The object is inclined by a whopping 45 degrees to the main plane of the solar system, where most of the other planets orbit. That's why it eluded discovery: nobody was looking there until now, Brown said.
Some astronomers view it as a Kuiper Belt object and not a planet. The Kuiper Belt is a region of frozen objects beyond Neptune.
Pluto is called a Kuiper Belt object by many astronomers. Brown himself has argued in the past for Pluto's demotion from planet status, because of its diminutive size and eccentric and inclined orbit.
But today he struck a different note.

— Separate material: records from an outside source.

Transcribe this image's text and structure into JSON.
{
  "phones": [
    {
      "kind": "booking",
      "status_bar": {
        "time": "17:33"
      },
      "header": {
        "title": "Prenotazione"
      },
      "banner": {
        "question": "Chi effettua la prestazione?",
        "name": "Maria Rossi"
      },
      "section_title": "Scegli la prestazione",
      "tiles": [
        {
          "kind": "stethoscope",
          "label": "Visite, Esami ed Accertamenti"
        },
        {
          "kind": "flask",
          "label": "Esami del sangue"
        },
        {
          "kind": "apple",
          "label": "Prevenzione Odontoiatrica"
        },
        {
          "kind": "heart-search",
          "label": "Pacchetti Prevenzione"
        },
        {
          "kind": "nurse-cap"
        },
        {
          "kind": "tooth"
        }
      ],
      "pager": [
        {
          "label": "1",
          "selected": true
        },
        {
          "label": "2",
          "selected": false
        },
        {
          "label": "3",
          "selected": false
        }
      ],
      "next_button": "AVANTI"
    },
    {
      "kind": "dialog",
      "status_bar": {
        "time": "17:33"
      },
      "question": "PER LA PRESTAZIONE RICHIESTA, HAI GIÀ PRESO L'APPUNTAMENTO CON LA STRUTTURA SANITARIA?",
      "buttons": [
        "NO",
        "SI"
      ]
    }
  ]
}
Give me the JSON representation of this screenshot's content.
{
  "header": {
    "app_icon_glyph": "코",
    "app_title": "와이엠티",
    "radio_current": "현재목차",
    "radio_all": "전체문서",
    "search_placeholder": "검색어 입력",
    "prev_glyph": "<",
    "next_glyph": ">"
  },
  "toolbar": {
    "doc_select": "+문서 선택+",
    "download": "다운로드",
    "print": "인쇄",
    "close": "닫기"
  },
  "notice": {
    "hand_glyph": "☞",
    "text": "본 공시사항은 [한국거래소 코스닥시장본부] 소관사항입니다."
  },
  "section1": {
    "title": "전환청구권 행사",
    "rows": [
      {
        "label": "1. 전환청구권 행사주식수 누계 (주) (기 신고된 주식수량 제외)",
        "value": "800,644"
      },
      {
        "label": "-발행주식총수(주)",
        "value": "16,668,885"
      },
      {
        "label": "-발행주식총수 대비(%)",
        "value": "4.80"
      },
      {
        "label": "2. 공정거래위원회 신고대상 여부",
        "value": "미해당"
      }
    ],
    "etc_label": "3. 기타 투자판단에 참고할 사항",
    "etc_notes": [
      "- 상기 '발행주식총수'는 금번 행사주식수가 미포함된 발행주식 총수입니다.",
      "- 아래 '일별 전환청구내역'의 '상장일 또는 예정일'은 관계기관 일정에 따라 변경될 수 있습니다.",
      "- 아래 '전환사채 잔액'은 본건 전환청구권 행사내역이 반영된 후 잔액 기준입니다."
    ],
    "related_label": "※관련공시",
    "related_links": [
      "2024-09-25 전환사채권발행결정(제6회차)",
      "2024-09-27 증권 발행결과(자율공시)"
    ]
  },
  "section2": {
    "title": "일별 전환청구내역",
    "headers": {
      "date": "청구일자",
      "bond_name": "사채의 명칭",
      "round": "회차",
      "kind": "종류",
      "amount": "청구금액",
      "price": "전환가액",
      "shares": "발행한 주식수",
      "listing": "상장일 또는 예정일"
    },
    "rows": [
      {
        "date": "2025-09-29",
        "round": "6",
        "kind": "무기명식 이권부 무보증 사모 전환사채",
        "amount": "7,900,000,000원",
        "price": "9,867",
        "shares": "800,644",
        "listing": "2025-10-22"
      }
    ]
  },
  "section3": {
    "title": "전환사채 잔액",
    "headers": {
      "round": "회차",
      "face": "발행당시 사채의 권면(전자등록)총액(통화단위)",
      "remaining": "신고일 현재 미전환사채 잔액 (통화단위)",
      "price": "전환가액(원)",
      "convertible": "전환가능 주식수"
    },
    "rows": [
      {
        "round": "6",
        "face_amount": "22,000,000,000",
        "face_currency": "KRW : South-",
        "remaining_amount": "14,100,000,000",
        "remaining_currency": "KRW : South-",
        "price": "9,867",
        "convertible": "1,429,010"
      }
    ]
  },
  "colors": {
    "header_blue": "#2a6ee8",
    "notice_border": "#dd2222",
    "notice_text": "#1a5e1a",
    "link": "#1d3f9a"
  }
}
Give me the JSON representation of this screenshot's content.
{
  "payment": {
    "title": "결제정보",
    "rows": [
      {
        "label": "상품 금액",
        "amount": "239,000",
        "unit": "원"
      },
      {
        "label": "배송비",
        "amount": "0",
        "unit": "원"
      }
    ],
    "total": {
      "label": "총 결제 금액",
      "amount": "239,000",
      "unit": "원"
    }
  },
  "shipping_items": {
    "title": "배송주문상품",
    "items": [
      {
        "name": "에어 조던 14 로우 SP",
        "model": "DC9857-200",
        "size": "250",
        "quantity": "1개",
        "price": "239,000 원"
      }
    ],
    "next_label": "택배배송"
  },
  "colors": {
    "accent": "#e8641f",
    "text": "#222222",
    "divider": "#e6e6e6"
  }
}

"Pluto has been a planet for so long that the world is comfortable with that," Brown said in the teleconference. "It seems to me a logical extension that anything bigger than Pluto and farther out is a planet.